● **Task item**:
Which of the lines in the records below hold the string "name"? Copy every one of them.

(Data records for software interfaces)
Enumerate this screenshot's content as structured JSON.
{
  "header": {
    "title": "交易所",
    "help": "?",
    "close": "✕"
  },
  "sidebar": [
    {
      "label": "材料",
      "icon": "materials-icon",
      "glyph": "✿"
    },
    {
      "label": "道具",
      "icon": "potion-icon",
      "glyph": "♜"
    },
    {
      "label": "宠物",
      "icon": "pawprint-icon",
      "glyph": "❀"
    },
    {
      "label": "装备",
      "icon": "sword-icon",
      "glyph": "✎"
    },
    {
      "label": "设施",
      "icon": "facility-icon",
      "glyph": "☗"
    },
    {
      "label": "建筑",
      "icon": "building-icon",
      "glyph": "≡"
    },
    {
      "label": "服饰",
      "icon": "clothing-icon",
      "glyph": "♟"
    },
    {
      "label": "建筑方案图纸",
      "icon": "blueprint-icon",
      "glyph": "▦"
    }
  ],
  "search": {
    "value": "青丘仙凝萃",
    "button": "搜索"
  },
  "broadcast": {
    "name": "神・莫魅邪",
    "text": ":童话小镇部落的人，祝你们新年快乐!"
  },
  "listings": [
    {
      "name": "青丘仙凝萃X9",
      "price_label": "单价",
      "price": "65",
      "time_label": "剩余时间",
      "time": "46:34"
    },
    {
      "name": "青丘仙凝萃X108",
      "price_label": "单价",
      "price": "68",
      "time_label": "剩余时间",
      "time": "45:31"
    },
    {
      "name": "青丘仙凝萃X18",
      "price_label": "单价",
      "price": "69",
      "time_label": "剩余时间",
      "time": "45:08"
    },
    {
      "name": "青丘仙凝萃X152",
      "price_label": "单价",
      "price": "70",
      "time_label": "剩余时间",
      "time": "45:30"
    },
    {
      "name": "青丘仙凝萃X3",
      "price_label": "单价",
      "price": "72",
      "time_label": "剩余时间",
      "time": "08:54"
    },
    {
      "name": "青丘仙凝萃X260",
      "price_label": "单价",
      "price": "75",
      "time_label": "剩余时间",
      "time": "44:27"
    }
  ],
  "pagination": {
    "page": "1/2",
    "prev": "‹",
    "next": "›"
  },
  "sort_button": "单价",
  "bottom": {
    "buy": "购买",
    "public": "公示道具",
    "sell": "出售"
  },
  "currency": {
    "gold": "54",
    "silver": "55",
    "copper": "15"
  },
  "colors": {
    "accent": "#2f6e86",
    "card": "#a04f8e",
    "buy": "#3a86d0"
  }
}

● **Answer to the exercise**:
    "name": "神・莫魅邪",
      "name": "青丘仙凝萃X9",
      "name": "青丘仙凝萃X108",
      "name": "青丘仙凝萃X18",
      "name": "青丘仙凝萃X152",
      "name": "青丘仙凝萃X3",
      "name": "青丘仙凝萃X260",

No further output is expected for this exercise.